An Online DCLS Degree can be the ideal path for lab professionals looking to bridge the gap between clinical and laboratory medicine, with their skillset enabling them to provide expert, impartial feedback on test results that is an integral component of patient care. DCLS graduates also provide invaluable assistance in tool development to facilitate coordinated patient care while working closely alongside peers as part of larger healthcare teams.
An in-hospital laboratory not only improves healthcare quality and saves money, but it can also act as a hub of medical research and innovation. With access to updated testing methodologies and cutting-edge diagnostic techniques as they become available, an in-hospital lab allows hospitals to remain at the forefront of patient treatment.
In-hospital laboratories can assist patients by making sure that the right samples are sent to the correct labs for processing, with results arriving quickly. This ensures they receive optimal care while reducing any errors due to mislabeled samples or misinterpreting test results.
As healthcare evolves toward fully integrated services, laboratories will play an increasingly vital role in patient health and safety. Physicians will rely heavily on laboratory findings for decision making purposes; thus ensuring rapid turnaround times and accessible pathologists is key for the success of new integrated practice models.
In-Hospital Laboratories Support Disease Surveillance
Healthcare professionals rely on in-hospital laboratories for accurate, standardised results when treating their patients, helping them diagnose an array of diseases or monitor therapy response. Clinical laboratories also play an essential role in national disease surveillance – with new infectious agents emerging regularly as well as old ones reappearing, making an extensive public health laboratory infrastructure all the more crucial.
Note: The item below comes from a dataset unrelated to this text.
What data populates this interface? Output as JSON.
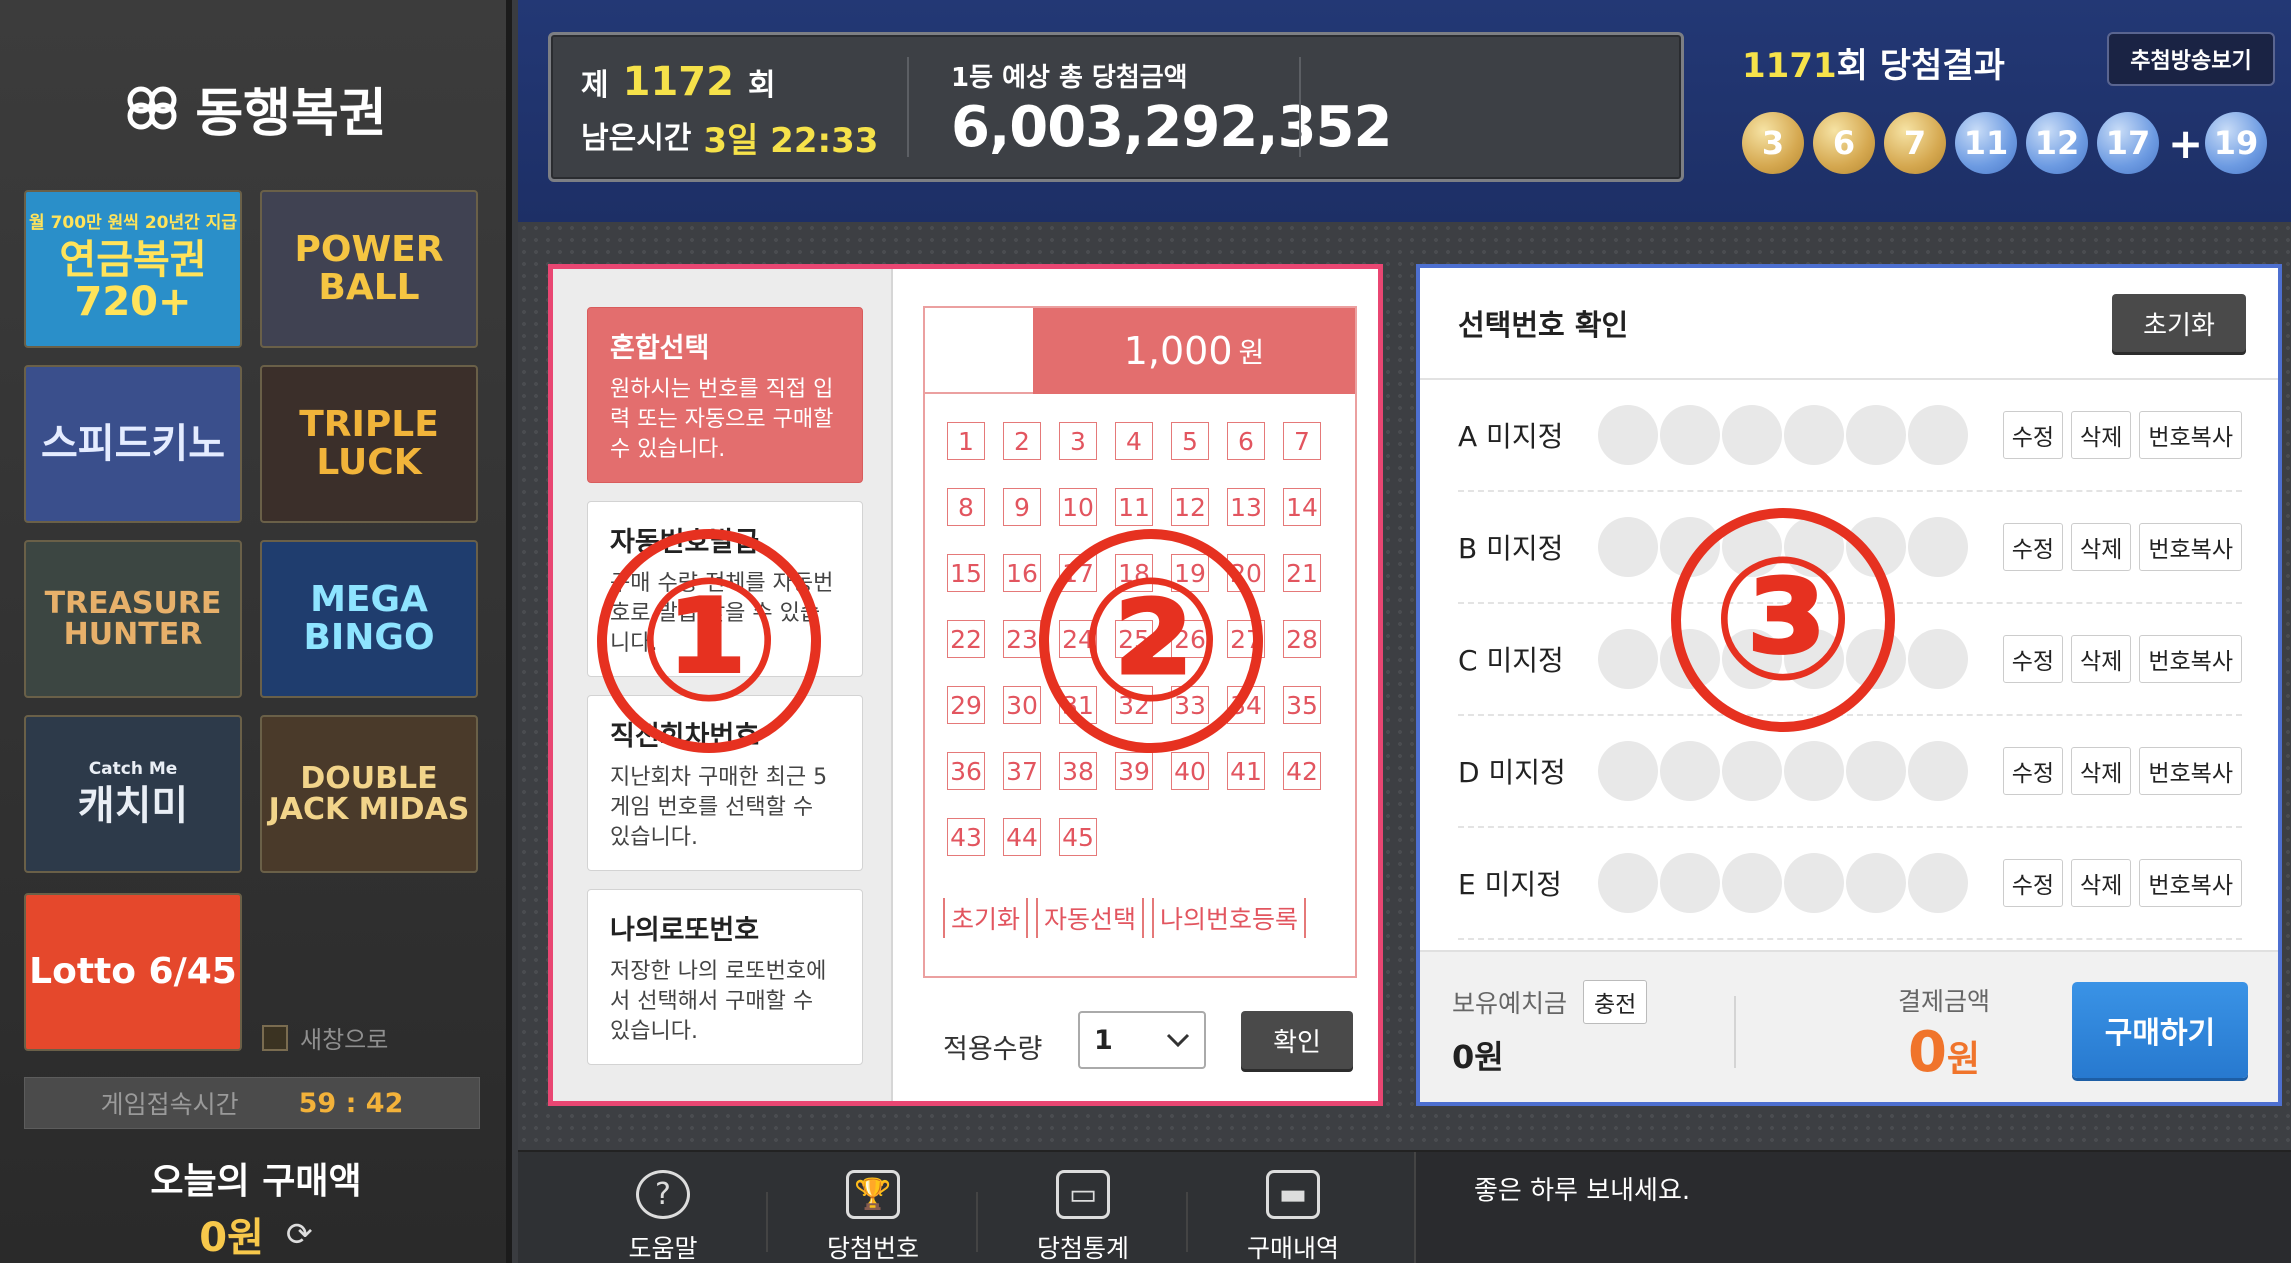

Spinos Global Central Laboratory Service vary greatly in structure and scope, but most are directly under the direction of their state health officer. Some also form a part of a department or division within an agency. Furthermore, in certain instances they have contracted relationships with managed care organizations or are directly supervised by them.
Clinical laboratories not only offer diagnostic testing results, but can also provide valuable data on trends and patterns such as antibiotic resistance. This is particularly valuable to in-hospital and regional health agencies that rely heavily on analytical support in order to effectively implement antimicrobial stewardship programs.
Laboratory systems frequently share patient and test request data through an electronic information system known as a lab information system or LIS, consisting of software programs and standard formats. The LIS may interface with hospital information systems, electronic health records (EHR) or laboratory instruments for data exchange; additionally it can share information between national and international lab networks as well as assist in bioterrorism or natural disaster responses.
Public Health Laboratories are often the first point of call during public health emergencies, providing rapid tests to detect infectious agents or identify potentially contaminated food, water or other substances. When this is necessary, PHLs work in close collaboration with local clinical laboratories, the CDC and other federal and state agencies.
As infectious diseases and antimicrobial resistance increase, so too does the need for comprehensive clinical laboratory networks. WHO SEAR region boasts several integrated laboratory network systems; however, sustained funding must be secured to keep them running effectively and sustain them successfully – this is especially crucial when managing resource-constrained environments where any outbreak of disease could have major repercussions econo